Another on-line survey method attracting attention are surveys that are downloaded from the Web and run on previously installed software provided by the researcher. This shifts the computing tasks from the on-line server to the respondent’s PC. Once pre-loaded, the survey software can then read much smaller files that the respondent downloads from the Internet. The result is surveys that run in a very similar manner to the fixed-form interactive surveys. Once the survey has “played” on the respondent’s PC, a data file is created which can then be uploaded the next time the Internet is accessed.
Another variant of this methodology are completely custom programmed surveys that can be downloaded for single-use surveys. This technique gives the research the most control and flexibility of any option mentioned in this article — primarily because the survey can take full advantage of controls, logic and other functions available with the PC’s operating system that might not be supported on the Web. Examples of this type of functionality might include time exposures or live color calibration.
All downloadable studies tend to be more costly and time-intensive than other forms of on-line research. In some instances, they can also require a greater level of respondent sophistication in order to install software and correctly handle the data upload process.
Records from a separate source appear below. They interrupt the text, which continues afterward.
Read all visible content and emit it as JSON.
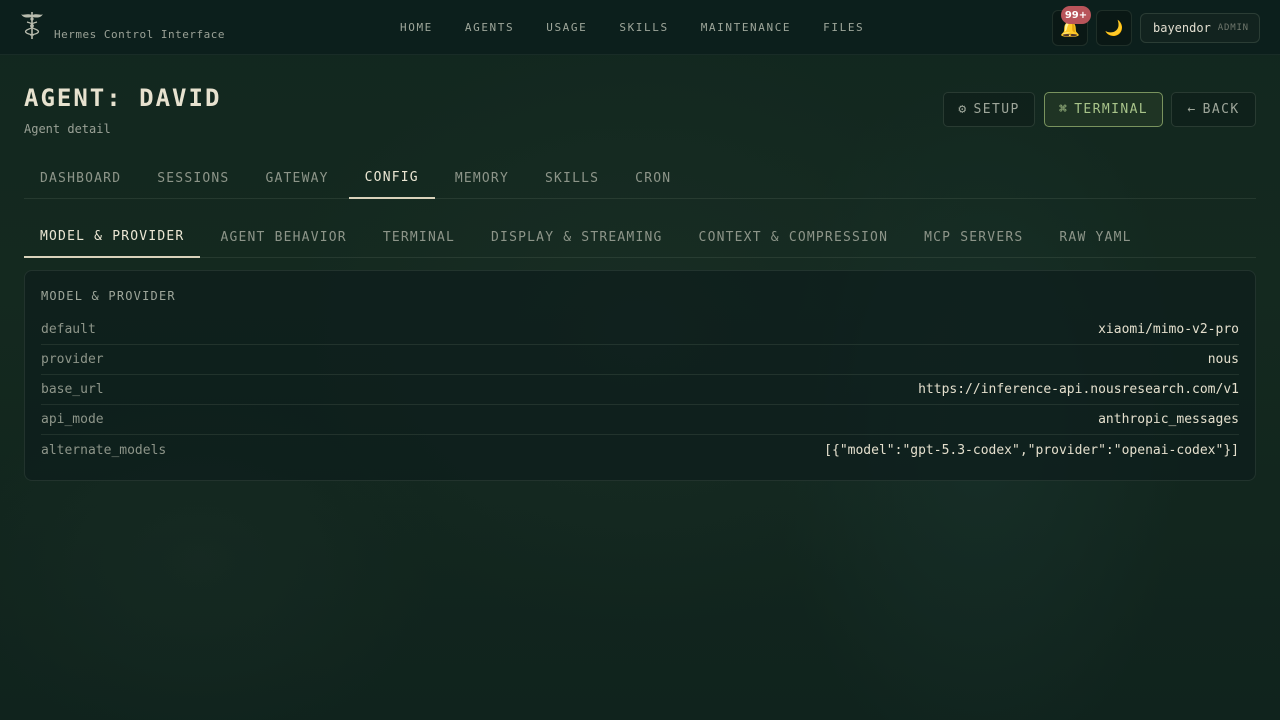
{
  "app": {
    "subtitle": "Hermes Control Interface"
  },
  "nav": [
    "HOME",
    "AGENTS",
    "USAGE",
    "SKILLS",
    "MAINTENANCE",
    "FILES"
  ],
  "header": {
    "notifications_badge": "99+",
    "notification_icon": "bell-icon",
    "theme_icon": "moon-icon",
    "user_name": "bayendor",
    "user_role": "ADMIN"
  },
  "page": {
    "title": "AGENT: DAVID",
    "subtitle": "Agent detail"
  },
  "actions": {
    "setup": {
      "icon": "⚙",
      "label": "SETUP"
    },
    "terminal": {
      "icon": "⌘",
      "label": "TERMINAL"
    },
    "back": {
      "icon": "←",
      "label": "BACK"
    }
  },
  "tabs": {
    "labels": [
      "DASHBOARD",
      "SESSIONS",
      "GATEWAY",
      "CONFIG",
      "MEMORY",
      "SKILLS",
      "CRON"
    ],
    "active": "CONFIG"
  },
  "subtabs": {
    "labels": [
      "MODEL & PROVIDER",
      "AGENT BEHAVIOR",
      "TERMINAL",
      "DISPLAY & STREAMING",
      "CONTEXT & COMPRESSION",
      "MCP SERVERS",
      "RAW YAML"
    ],
    "active": "MODEL & PROVIDER"
  },
  "panel": {
    "title": "MODEL & PROVIDER",
    "rows": [
      {
        "key": "default",
        "value": "xiaomi/mimo-v2-pro"
      },
      {
        "key": "provider",
        "value": "nous"
      },
      {
        "key": "base_url",
        "value": "https://inference-api.nousresearch.com/v1"
      },
      {
        "key": "api_mode",
        "value": "anthropic_messages"
      },
      {
        "key": "alternate_models",
        "value": "[{\"model\":\"gpt-5.3-codex\",\"provider\":\"openai-codex\"}]"
      }
    ]
  },
  "colors": {
    "accent_terminal": "#a8c48a",
    "badge": "#b8545a",
    "active_tab": "#d9d2bb"
  }
}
If the survey software must be downloaded in order to take the survey, the time requirement (from 20 minutes to two hours) may discourage some respondents. Allowing the respondent to complete the survey off-line (rather than collecting the data live) and then re-establish the data upload connection can also lead to delays and lost surveys.
Typically, we see this form of on-line research being used with panels or pre-recruited groups who regularly communicate with the survey organizer.
Web moderated interviewing: chat interviews and other discussion formats (qualitative)
The last form of research that is taking place on-line are the qualitative, real-time chat interviews. Although some people refer to these as on-line focus groups, we believe that they are significantly different in style and output to warrant a different classification.
In these chat interviews, the logic and control mechanisms are supplied by a highly skilled human moderator. People enter the interviewing chat session and then type the answers to questions posed by the moderator. While the results from traditional focus groups can be highly influenced by the skill of the moderator, these on-line chat sessions are doubly tricky. Just as the traditional moderator must control the overly enthusiastic participant, the on-line moderator must control the “tyranny of the fastest typist.”
The key benefits of chat interviews are highly related to the non-physical nature of the medium. By conducting these discussions on-line, respondents from far-flung regions can be brought quickly together with no facility or travel expense. Session moderation fees are generally higher than those for traditional focus groups (due to the increased technical skill requirements), this is usually offset, however, by the previously mentioned cost savings. Pre-recruiting non-panel participants to any form of on-line study remains as expensive as recruitment for traditional studies.
New methods and technologies are giving researchers a much broader range of options for conducting research on-line. Expense and timing considerations can be better matched with need for controls and flexibility in questionnaire design issues. At last, the objectives of the research can be the key focus of the activity without the limitations of the medium playing a dominant role in the assessment of options.